Astonishment of Being, Birla Academy of Art and Culture, Kolkata 2009: The exhibition I curated at this non-profit grand dame institution in Kolkata asked 17 contemporary Indian artists to mull the question "how do we locate ourselves in the world today?" The question presupposes the collective, a collective constituted through our national, regional, linguistic, ideological, professional, gender, generational and vocational affiliates. The exhibition was an exercise in regarding ourselves – nation, polity, community; our context – political, social, economic; our actions – speech, militant, counter-militant, legal, resistant methodology peaceful and otherwise, discursive moments and/ or their absence. Through the paintings, sculptures, photographs, graphic novella, video and aural installations the artist examined and opined on the national space and revealed a variety of social-political violations and challenges in the context of the urban space, with the chasm between idealism and reality and at the core of the exercise was the searching spirit. Immersions, Anant Art Gallery, New Delhi 2009: The Gallery has been transformed into a series of sensorial immersive spaces. Environments have been constructed, chambers if you like, for the visitor to participate in an aesthetic experience. Artists have been invited to select their space in the gallery at the outset of the project and to negotiate with it, coax it and their constructions to work in tandem. The exhibition examines one of the key concerns for many creative practitioners: how to engage the emotions of the audience or user. Immersion is an interesting idea around which to consider the sorts of reactions and responses demanded of art audiences. The gallery is commonly referred to as the white cube, the ideal box with no imperfections or idiosyncrasies to mar the work. How untrue to think of this space as not charged with its own overpowering identity. So rather then denying the value of its spatial character, artists have been invited to work with it. A work inhabits many spaces, the mind of the artist, the studio, the gallery, sometimes a crate, a house, a storage space and so on. This exhibition allows artists to think of the gallery space as not just a ‘white cube’ but about the sorts of dialogues that may be generated between the artist, art work and the viewing space.

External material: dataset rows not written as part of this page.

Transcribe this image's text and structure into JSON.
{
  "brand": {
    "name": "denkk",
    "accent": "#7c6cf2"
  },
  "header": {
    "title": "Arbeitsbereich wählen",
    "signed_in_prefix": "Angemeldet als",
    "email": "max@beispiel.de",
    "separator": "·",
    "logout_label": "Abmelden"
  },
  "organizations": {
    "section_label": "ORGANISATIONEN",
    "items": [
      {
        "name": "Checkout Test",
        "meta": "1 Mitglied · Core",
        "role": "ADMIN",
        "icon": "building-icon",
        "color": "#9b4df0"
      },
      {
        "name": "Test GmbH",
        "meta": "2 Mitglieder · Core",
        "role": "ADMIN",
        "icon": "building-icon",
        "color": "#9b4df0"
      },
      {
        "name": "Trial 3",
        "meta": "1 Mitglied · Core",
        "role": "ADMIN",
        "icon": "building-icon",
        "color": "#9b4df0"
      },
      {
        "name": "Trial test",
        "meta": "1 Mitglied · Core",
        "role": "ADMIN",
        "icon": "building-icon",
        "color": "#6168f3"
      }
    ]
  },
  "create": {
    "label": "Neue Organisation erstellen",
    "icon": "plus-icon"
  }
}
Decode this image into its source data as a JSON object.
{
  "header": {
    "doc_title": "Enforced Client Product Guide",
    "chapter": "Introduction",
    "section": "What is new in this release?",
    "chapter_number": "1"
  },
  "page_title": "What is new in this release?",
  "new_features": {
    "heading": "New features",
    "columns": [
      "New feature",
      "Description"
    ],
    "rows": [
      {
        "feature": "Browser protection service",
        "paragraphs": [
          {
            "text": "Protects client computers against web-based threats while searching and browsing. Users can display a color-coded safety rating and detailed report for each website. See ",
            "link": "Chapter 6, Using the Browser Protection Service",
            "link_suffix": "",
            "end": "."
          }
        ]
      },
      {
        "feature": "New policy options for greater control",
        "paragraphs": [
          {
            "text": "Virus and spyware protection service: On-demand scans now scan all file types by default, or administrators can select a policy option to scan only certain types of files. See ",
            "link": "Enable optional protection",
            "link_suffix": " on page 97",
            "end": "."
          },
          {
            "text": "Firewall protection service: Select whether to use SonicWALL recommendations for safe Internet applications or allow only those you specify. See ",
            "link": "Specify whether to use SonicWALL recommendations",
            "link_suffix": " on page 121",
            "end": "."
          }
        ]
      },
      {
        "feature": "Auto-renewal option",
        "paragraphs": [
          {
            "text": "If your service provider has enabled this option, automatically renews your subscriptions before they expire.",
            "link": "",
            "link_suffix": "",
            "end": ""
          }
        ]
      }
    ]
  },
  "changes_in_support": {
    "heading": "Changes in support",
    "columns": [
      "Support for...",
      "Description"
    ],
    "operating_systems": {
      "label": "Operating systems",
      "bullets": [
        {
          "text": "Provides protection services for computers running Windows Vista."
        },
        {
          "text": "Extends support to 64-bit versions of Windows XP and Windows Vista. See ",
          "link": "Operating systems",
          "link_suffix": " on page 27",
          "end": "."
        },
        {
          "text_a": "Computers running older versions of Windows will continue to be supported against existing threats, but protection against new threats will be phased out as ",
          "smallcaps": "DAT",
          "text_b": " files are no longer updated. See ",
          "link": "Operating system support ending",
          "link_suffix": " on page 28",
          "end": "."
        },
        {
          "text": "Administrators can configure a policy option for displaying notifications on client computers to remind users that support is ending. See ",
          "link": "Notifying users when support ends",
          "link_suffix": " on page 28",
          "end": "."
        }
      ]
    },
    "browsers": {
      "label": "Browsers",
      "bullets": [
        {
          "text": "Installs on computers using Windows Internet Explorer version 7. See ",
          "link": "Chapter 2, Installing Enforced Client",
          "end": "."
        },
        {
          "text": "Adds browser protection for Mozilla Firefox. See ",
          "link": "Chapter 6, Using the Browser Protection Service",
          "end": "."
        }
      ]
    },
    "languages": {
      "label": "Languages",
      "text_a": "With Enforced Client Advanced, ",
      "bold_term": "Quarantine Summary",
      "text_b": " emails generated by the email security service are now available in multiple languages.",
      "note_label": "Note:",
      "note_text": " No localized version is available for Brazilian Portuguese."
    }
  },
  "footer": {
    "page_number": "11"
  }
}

Still Moving Image, Devi Art Foundation, New Delhi 2008: I curated the inaugural exhibition of this non profit contemporary art foundation in New Delhi. The exhibition was a selection of video and photography (drawing on the centrality of the moving image in India’s public domain) by 25 contemporary Indian artists. It brought to view key artworks and highlighted the aesthetic innovations made by visionary artists as they grapple with situating works within the context of post-independent modern Indian society, its advancements and concerns. The ideas which emerged in the exhibition may be characterized as an exploration of the axial position of the person in all experiences; a strident engagement with socio-political discourses; identity and how it is constructed through historical reading and the post-colonial situation; an examination of the role and meaning of globalization in India today and finally the honest documentation of the present which is also an aspiration of a better future.
Links Still Moving Image: iCI's Project 35: ShContemporary 08: